** WHAT THIS TASK INVOLVES **
Copy each line that contains the string "shortcut", taking them from the material.

** RECORDED DATA **
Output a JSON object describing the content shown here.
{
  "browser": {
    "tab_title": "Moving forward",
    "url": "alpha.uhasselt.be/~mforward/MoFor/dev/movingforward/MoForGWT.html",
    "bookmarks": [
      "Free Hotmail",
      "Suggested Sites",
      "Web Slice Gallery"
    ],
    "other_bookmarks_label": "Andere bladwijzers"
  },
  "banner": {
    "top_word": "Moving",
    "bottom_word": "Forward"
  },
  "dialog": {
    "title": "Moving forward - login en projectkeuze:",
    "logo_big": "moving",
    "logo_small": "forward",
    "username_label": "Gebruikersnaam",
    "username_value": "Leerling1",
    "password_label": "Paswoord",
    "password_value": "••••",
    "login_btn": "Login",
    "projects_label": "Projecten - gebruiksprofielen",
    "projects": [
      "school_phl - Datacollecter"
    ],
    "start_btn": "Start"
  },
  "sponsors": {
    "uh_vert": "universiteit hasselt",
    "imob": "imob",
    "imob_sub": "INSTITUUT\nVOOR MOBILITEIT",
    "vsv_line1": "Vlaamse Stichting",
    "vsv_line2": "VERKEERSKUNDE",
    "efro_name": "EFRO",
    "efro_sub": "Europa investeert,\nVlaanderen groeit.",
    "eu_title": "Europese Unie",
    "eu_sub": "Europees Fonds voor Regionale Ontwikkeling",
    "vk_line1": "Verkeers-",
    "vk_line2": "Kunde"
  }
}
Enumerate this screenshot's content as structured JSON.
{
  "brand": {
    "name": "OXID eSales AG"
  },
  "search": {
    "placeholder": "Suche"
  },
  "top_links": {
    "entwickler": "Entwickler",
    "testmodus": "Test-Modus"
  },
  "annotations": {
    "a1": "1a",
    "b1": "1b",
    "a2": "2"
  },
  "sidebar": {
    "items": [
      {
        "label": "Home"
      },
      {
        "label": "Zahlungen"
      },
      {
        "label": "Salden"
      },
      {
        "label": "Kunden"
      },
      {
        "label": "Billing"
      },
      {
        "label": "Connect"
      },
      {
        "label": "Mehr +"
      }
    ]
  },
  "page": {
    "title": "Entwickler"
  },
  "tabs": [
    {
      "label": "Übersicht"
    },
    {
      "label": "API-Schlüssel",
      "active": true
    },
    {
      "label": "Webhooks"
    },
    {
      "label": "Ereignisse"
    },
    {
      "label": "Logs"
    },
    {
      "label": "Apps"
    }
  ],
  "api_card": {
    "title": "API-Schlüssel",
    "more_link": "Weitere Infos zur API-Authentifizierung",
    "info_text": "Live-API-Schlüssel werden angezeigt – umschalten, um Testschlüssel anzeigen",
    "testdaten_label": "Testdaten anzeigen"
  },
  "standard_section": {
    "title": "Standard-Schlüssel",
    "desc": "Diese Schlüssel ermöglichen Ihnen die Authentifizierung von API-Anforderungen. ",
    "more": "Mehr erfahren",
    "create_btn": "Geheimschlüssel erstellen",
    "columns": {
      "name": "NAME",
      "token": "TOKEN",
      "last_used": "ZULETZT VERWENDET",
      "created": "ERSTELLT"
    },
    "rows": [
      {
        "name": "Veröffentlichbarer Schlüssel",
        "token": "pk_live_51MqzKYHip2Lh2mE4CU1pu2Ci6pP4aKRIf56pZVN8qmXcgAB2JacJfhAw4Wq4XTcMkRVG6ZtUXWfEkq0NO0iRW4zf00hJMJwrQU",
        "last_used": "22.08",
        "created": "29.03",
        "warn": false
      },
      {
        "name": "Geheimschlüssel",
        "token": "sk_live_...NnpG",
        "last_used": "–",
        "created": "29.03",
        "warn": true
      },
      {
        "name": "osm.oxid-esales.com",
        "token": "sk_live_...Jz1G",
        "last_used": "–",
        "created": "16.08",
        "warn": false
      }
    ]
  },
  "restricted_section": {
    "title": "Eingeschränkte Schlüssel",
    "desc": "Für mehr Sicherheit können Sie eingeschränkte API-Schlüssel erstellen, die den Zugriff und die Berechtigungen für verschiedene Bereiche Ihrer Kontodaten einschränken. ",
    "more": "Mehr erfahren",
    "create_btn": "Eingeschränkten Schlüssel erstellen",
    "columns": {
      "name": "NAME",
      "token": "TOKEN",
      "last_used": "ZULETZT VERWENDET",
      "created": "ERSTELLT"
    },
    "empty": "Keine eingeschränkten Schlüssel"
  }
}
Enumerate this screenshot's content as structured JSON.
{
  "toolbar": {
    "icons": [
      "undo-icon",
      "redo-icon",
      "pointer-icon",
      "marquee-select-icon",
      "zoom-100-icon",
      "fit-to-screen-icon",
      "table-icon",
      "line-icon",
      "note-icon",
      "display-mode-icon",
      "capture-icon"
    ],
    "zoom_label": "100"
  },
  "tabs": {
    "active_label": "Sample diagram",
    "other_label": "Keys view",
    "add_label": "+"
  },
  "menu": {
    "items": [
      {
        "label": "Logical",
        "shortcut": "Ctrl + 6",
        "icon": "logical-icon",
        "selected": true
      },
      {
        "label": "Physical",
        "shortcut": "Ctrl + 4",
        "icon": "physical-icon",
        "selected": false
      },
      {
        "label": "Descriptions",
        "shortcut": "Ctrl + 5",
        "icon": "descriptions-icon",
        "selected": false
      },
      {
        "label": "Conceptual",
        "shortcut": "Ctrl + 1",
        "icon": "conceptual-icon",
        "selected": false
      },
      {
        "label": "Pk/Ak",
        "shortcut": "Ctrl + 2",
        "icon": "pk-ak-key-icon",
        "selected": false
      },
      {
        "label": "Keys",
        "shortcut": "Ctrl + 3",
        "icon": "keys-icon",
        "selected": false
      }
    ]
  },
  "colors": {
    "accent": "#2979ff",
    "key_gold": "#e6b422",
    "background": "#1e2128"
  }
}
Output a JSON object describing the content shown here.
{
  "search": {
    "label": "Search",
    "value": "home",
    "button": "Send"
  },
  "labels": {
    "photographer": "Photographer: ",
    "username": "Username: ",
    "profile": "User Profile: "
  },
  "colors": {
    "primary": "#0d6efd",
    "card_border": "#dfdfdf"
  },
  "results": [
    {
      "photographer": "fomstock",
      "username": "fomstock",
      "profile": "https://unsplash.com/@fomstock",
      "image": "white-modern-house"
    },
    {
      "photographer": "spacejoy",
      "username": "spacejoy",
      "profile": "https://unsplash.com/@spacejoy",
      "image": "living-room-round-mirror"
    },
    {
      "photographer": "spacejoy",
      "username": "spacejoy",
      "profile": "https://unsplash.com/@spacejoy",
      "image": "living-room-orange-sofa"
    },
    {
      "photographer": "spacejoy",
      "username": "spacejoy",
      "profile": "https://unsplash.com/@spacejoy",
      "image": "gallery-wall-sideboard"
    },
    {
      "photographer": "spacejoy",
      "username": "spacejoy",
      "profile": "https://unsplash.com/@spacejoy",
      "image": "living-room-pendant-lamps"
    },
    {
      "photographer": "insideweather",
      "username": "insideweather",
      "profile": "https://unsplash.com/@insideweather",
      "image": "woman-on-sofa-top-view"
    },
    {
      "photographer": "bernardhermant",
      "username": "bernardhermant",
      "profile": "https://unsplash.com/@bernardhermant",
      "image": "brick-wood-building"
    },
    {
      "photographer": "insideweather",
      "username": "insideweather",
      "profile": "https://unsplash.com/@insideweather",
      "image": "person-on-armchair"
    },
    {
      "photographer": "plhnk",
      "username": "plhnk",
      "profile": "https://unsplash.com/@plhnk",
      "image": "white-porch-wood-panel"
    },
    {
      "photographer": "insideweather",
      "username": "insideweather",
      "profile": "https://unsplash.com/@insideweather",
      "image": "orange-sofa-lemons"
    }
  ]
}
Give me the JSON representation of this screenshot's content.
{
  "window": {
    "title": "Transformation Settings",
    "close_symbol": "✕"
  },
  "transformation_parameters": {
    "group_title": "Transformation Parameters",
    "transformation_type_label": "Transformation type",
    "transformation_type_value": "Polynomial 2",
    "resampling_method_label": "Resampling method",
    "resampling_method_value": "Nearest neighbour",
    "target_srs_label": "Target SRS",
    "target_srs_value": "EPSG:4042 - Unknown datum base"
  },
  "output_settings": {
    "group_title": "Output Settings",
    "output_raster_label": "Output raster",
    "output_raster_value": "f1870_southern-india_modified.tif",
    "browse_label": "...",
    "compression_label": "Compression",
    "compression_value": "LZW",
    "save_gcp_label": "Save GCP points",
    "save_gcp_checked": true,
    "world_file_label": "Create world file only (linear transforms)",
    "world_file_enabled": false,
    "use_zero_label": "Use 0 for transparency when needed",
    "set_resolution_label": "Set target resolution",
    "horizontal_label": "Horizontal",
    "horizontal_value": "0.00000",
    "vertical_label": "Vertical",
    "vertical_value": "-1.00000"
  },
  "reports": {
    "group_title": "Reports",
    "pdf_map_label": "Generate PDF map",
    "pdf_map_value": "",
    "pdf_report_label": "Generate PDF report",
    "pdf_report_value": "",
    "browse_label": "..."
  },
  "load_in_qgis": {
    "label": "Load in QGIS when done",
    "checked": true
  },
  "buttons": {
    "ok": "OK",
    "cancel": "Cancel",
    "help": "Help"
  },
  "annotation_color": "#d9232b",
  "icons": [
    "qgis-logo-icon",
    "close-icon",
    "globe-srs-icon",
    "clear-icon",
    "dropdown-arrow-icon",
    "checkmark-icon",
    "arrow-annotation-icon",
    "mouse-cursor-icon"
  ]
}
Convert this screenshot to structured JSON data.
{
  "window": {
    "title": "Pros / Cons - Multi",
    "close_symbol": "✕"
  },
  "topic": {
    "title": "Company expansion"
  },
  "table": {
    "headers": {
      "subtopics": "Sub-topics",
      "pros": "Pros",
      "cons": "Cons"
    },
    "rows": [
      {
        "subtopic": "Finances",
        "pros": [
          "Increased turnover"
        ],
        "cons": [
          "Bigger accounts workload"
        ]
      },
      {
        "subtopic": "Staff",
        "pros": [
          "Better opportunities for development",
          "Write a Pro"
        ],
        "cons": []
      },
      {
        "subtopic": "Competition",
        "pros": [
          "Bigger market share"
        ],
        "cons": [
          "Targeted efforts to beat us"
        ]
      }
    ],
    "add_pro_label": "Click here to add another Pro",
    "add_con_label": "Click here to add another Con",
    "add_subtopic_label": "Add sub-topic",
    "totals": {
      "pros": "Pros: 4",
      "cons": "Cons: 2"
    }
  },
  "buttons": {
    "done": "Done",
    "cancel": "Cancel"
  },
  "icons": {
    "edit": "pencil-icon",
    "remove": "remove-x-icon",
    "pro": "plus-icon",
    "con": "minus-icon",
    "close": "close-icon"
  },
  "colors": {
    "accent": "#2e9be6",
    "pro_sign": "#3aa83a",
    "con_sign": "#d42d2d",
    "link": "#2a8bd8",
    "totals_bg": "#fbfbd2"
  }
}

** ANSWER TO THE EXERCISE **
        "shortcut": "Ctrl + 6",
        "shortcut": "Ctrl + 4",
        "shortcut": "Ctrl + 5",
        "shortcut": "Ctrl + 1",
        "shortcut": "Ctrl + 2",
        "shortcut": "Ctrl + 3",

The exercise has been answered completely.